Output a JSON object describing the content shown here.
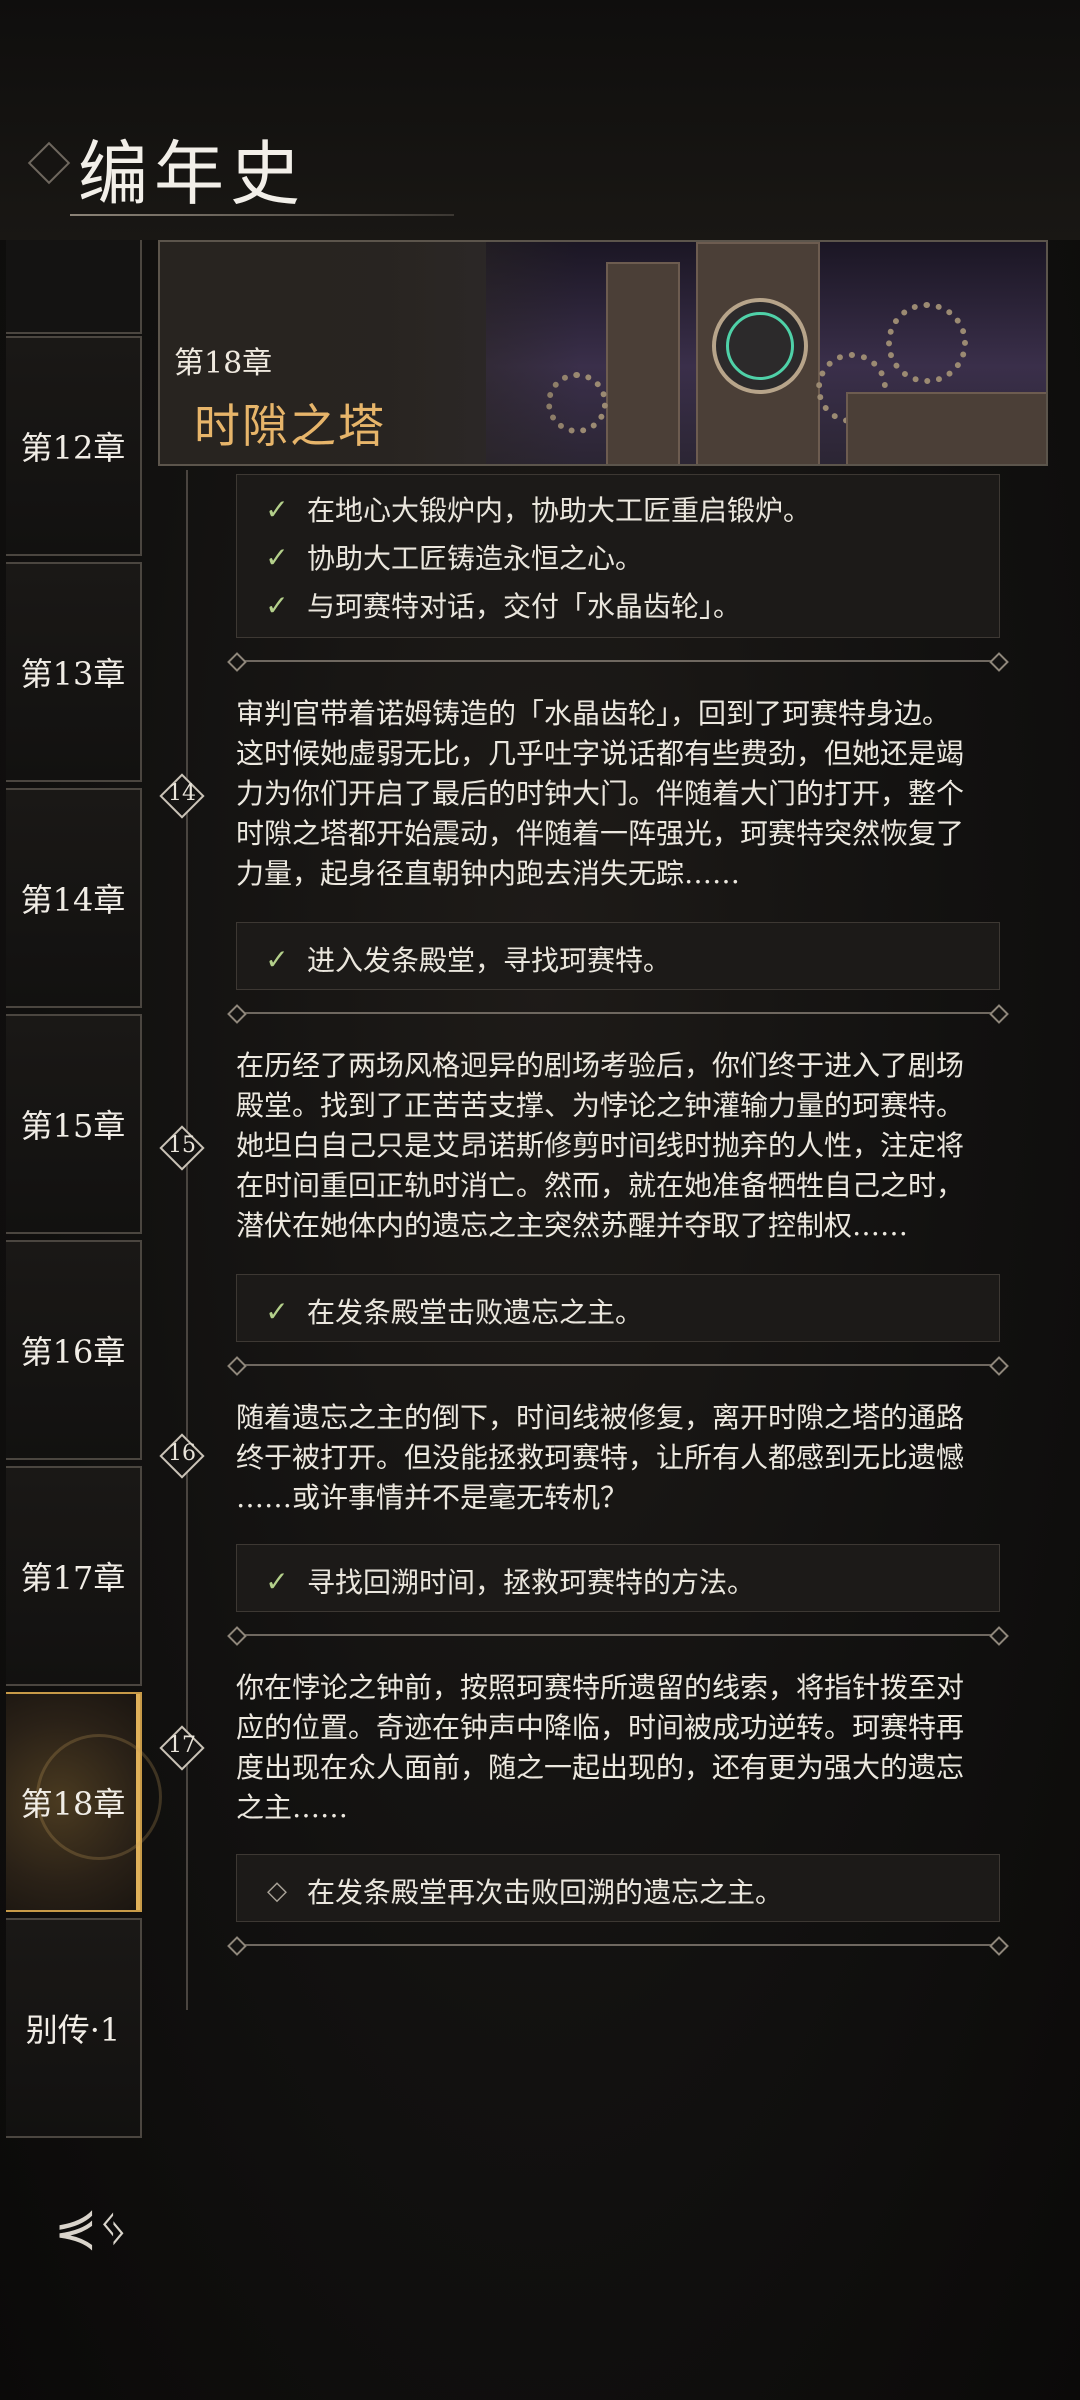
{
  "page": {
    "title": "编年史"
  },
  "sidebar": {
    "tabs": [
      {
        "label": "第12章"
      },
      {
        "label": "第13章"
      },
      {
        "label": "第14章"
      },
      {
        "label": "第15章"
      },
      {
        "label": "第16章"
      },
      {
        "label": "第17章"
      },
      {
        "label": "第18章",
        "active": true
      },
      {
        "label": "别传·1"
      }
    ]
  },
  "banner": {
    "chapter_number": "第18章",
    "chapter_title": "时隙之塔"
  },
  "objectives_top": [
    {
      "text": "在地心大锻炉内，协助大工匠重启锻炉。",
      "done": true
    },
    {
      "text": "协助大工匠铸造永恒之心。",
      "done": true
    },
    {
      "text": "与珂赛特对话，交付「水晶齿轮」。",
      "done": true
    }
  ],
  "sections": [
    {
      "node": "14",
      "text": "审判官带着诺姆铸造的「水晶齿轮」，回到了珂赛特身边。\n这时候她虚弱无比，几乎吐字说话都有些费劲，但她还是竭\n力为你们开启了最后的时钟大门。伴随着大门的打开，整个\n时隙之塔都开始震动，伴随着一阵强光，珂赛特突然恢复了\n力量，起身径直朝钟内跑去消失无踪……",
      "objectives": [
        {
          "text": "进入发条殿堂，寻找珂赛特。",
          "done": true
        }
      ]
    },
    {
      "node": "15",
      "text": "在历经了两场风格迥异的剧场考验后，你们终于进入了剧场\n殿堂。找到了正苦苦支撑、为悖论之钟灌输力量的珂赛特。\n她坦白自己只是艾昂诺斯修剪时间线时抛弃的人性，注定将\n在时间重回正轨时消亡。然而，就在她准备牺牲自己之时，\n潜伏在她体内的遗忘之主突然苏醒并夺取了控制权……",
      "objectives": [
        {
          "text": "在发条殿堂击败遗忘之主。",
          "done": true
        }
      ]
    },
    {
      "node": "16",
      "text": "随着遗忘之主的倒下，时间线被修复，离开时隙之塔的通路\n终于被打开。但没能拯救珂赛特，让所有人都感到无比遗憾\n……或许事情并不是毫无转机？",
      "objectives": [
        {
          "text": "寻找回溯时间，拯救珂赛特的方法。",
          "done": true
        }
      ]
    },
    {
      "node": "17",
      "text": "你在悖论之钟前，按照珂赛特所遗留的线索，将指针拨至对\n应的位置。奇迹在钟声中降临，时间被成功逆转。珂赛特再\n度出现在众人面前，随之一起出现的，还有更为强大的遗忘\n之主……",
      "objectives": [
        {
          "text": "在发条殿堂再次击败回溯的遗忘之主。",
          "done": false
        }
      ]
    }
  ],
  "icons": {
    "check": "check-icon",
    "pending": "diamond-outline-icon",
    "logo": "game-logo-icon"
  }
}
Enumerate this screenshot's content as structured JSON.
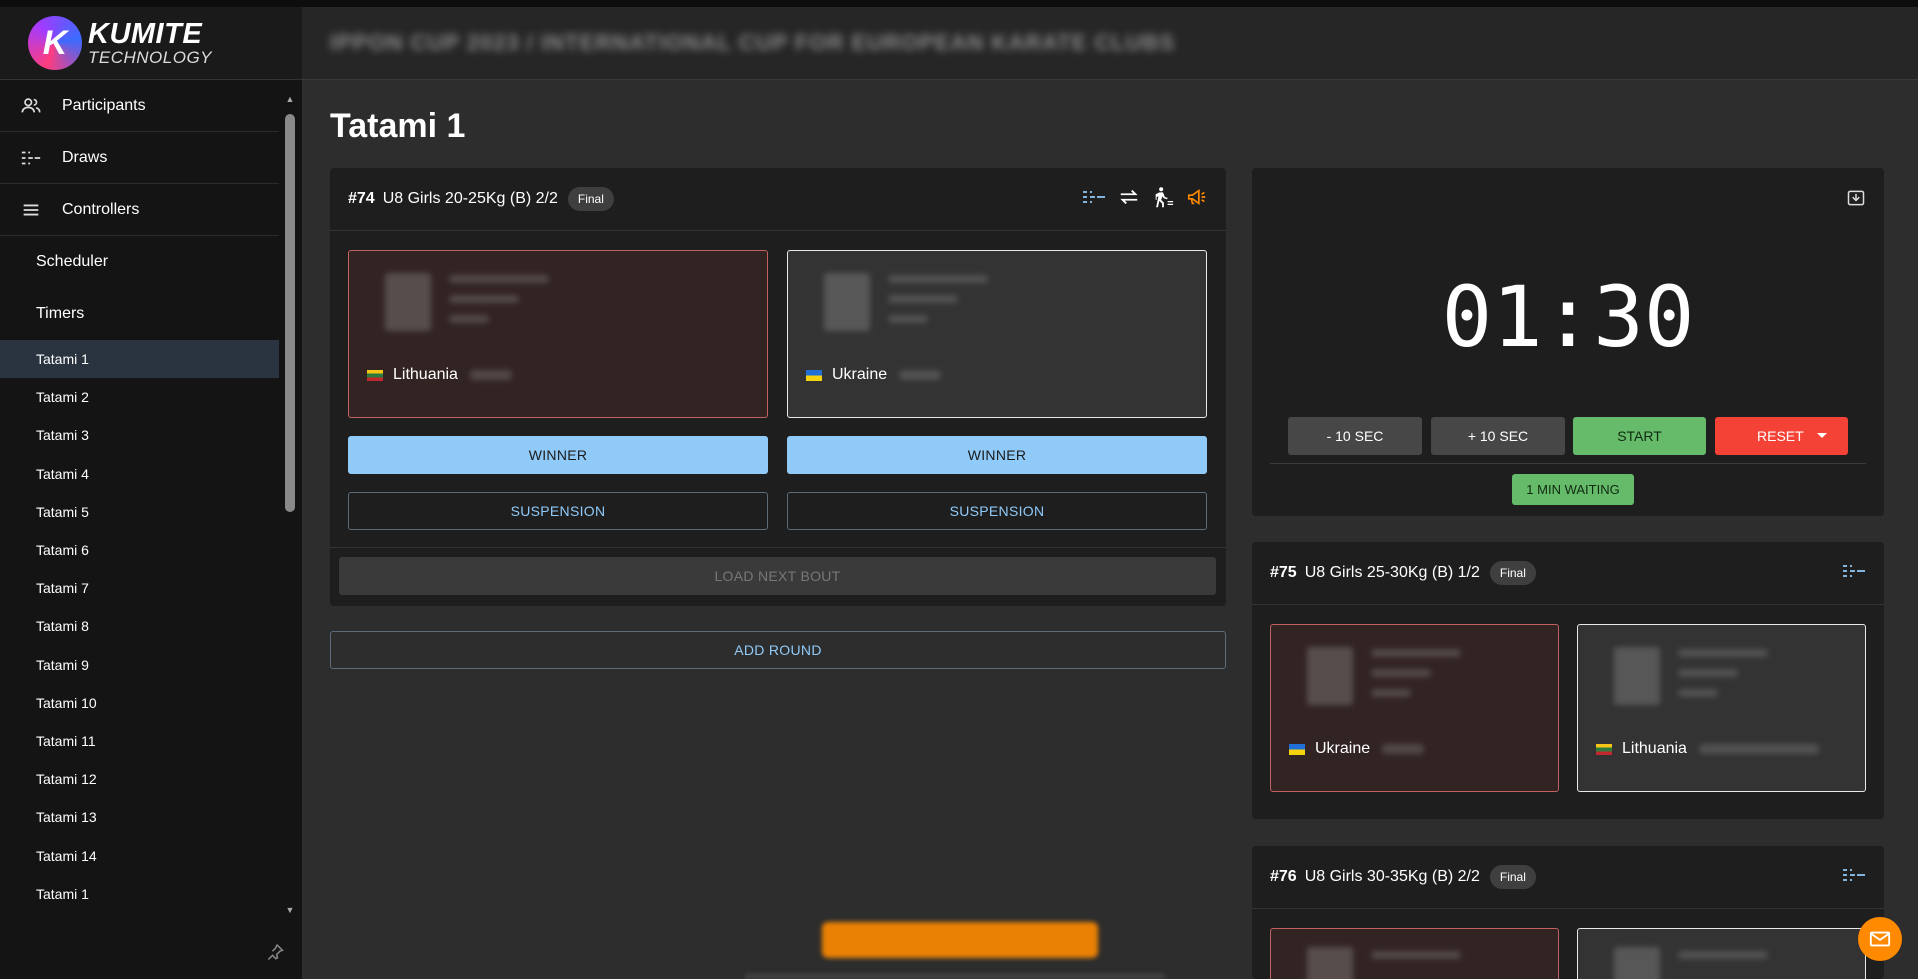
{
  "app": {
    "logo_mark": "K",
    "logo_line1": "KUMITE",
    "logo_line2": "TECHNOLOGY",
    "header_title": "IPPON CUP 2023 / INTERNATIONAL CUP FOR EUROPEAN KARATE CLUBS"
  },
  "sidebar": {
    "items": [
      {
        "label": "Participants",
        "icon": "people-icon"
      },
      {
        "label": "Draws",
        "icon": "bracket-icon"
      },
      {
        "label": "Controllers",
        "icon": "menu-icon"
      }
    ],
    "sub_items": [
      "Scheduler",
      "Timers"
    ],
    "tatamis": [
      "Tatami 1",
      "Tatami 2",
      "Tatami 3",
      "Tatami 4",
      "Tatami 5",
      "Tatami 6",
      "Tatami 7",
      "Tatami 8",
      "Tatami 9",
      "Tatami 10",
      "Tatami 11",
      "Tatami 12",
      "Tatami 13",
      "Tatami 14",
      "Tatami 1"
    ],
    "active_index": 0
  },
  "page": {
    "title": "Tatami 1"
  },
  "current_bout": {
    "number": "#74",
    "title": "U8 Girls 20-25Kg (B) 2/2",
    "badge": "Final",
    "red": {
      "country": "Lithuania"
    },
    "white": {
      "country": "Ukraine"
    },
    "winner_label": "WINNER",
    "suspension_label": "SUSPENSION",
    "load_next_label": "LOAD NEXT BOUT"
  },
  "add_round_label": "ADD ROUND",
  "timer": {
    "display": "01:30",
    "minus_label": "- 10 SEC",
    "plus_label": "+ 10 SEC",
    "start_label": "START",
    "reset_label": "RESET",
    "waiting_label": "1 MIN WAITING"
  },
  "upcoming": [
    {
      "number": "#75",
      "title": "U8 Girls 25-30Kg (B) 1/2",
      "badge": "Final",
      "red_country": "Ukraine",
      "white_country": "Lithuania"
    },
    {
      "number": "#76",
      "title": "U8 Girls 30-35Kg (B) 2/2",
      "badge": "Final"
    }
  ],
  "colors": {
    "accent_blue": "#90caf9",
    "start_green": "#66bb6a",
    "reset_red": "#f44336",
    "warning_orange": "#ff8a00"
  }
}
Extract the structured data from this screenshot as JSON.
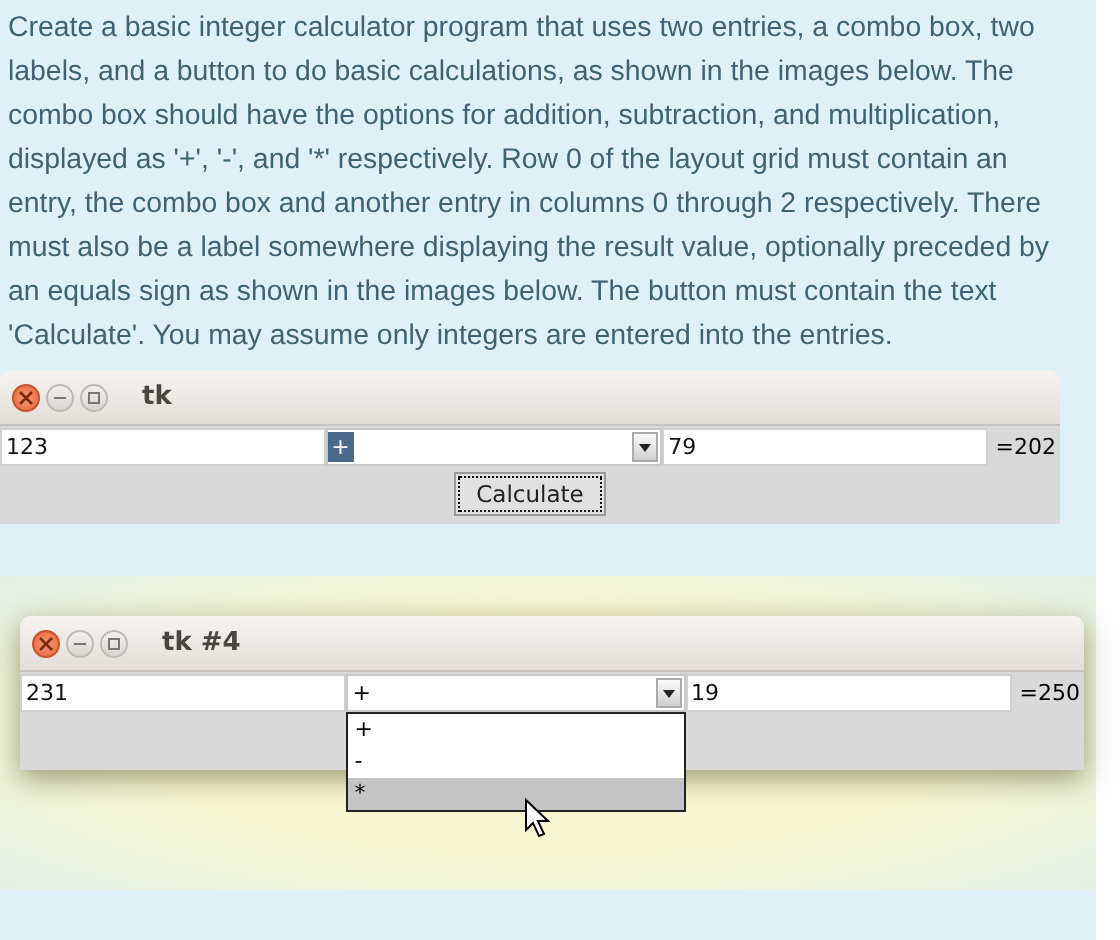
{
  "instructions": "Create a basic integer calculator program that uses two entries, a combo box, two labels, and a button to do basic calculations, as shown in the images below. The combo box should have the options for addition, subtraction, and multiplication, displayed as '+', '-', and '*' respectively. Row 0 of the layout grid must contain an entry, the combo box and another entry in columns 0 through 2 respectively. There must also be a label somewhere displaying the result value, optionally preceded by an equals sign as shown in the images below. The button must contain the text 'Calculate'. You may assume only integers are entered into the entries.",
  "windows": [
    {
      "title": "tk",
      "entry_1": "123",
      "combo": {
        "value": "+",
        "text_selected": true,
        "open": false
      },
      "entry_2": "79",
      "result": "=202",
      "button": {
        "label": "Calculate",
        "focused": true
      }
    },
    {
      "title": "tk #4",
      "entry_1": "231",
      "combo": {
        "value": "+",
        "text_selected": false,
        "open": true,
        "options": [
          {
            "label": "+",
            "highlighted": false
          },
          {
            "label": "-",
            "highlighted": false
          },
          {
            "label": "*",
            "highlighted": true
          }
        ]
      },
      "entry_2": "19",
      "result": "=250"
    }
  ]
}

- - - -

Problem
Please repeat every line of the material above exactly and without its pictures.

Task response
Output a JSON object describing the content shown here.
{
  "page": {
    "title": "编年史"
  },
  "sidebar": {
    "tabs": [
      {
        "label": "第12章"
      },
      {
        "label": "第13章"
      },
      {
        "label": "第14章"
      },
      {
        "label": "第15章"
      },
      {
        "label": "第16章"
      },
      {
        "label": "第17章"
      },
      {
        "label": "第18章",
        "active": true
      },
      {
        "label": "别传·1"
      }
    ]
  },
  "banner": {
    "chapter_number": "第18章",
    "chapter_title": "时隙之塔"
  },
  "objectives_top": [
    {
      "text": "在地心大锻炉内，协助大工匠重启锻炉。",
      "done": true
    },
    {
      "text": "协助大工匠铸造永恒之心。",
      "done": true
    },
    {
      "text": "与珂赛特对话，交付「水晶齿轮」。",
      "done": true
    }
  ],
  "sections": [
    {
      "node": "14",
      "text": "审判官带着诺姆铸造的「水晶齿轮」，回到了珂赛特身边。\n这时候她虚弱无比，几乎吐字说话都有些费劲，但她还是竭\n力为你们开启了最后的时钟大门。伴随着大门的打开，整个\n时隙之塔都开始震动，伴随着一阵强光，珂赛特突然恢复了\n力量，起身径直朝钟内跑去消失无踪……",
      "objectives": [
        {
          "text": "进入发条殿堂，寻找珂赛特。",
          "done": true
        }
      ]
    },
    {
      "node": "15",
      "text": "在历经了两场风格迥异的剧场考验后，你们终于进入了剧场\n殿堂。找到了正苦苦支撑、为悖论之钟灌输力量的珂赛特。\n她坦白自己只是艾昂诺斯修剪时间线时抛弃的人性，注定将\n在时间重回正轨时消亡。然而，就在她准备牺牲自己之时，\n潜伏在她体内的遗忘之主突然苏醒并夺取了控制权……",
      "objectives": [
        {
          "text": "在发条殿堂击败遗忘之主。",
          "done": true
        }
      ]
    },
    {
      "node": "16",
      "text": "随着遗忘之主的倒下，时间线被修复，离开时隙之塔的通路\n终于被打开。但没能拯救珂赛特，让所有人都感到无比遗憾\n……或许事情并不是毫无转机？",
      "objectives": [
        {
          "text": "寻找回溯时间，拯救珂赛特的方法。",
          "done": true
        }
      ]
    },
    {
      "node": "17",
      "text": "你在悖论之钟前，按照珂赛特所遗留的线索，将指针拨至对\n应的位置。奇迹在钟声中降临，时间被成功逆转。珂赛特再\n度出现在众人面前，随之一起出现的，还有更为强大的遗忘\n之主……",
      "objectives": [
        {
          "text": "在发条殿堂再次击败回溯的遗忘之主。",
          "done": false
        }
      ]
    }
  ],
  "icons": {
    "check": "check-icon",
    "pending": "diamond-outline-icon",
    "logo": "game-logo-icon"
  }
}
Enumerate this screenshot's content as structured JSON.
{
  "app": {
    "logo_mark": "K",
    "logo_line1": "KUMITE",
    "logo_line2": "TECHNOLOGY",
    "header_title": "IPPON CUP 2023 / INTERNATIONAL CUP FOR EUROPEAN KARATE CLUBS"
  },
  "sidebar": {
    "items": [
      {
        "label": "Participants",
        "icon": "people-icon"
      },
      {
        "label": "Draws",
        "icon": "bracket-icon"
      },
      {
        "label": "Controllers",
        "icon": "menu-icon"
      }
    ],
    "sub_items": [
      "Scheduler",
      "Timers"
    ],
    "tatamis": [
      "Tatami 1",
      "Tatami 2",
      "Tatami 3",
      "Tatami 4",
      "Tatami 5",
      "Tatami 6",
      "Tatami 7",
      "Tatami 8",
      "Tatami 9",
      "Tatami 10",
      "Tatami 11",
      "Tatami 12",
      "Tatami 13",
      "Tatami 14",
      "Tatami 1"
    ],
    "active_index": 0
  },
  "page": {
    "title": "Tatami 1"
  },
  "current_bout": {
    "number": "#74",
    "title": "U8 Girls 20-25Kg (B) 2/2",
    "badge": "Final",
    "red": {
      "country": "Lithuania"
    },
    "white": {
      "country": "Ukraine"
    },
    "winner_label": "WINNER",
    "suspension_label": "SUSPENSION",
    "load_next_label": "LOAD NEXT BOUT"
  },
  "add_round_label": "ADD ROUND",
  "timer": {
    "display": "01:30",
    "minus_label": "- 10 SEC",
    "plus_label": "+ 10 SEC",
    "start_label": "START",
    "reset_label": "RESET",
    "waiting_label": "1 MIN WAITING"
  },
  "upcoming": [
    {
      "number": "#75",
      "title": "U8 Girls 25-30Kg (B) 1/2",
      "badge": "Final",
      "red_country": "Ukraine",
      "white_country": "Lithuania"
    },
    {
      "number": "#76",
      "title": "U8 Girls 30-35Kg (B) 2/2",
      "badge": "Final"
    }
  ],
  "colors": {
    "accent_blue": "#90caf9",
    "start_green": "#66bb6a",
    "reset_red": "#f44336",
    "warning_orange": "#ff8a00"
  }
}
Extract the structured data from this screenshot as JSON.
{
  "instructions": "Create a basic integer calculator program that uses two entries, a combo box, two labels, and a button to do basic calculations, as shown in the images below. The combo box should have the options for addition, subtraction, and multiplication, displayed as '+', '-', and '*' respectively. Row 0 of the layout grid must contain an entry, the combo box and another entry in columns 0 through 2 respectively. There must also be a label somewhere displaying the result value, optionally preceded by an equals sign as shown in the images below. The button must contain the text 'Calculate'. You may assume only integers are entered into the entries.",
  "windows": [
    {
      "title": "tk",
      "entry_1": "123",
      "combo": {
        "value": "+",
        "text_selected": true,
        "open": false
      },
      "entry_2": "79",
      "result": "=202",
      "button": {
        "label": "Calculate",
        "focused": true
      }
    },
    {
      "title": "tk #4",
      "entry_1": "231",
      "combo": {
        "value": "+",
        "text_selected": false,
        "open": true,
        "options": [
          {
            "label": "+",
            "highlighted": false
          },
          {
            "label": "-",
            "highlighted": false
          },
          {
            "label": "*",
            "highlighted": true
          }
        ]
      },
      "entry_2": "19",
      "result": "=250"
    }
  ]
}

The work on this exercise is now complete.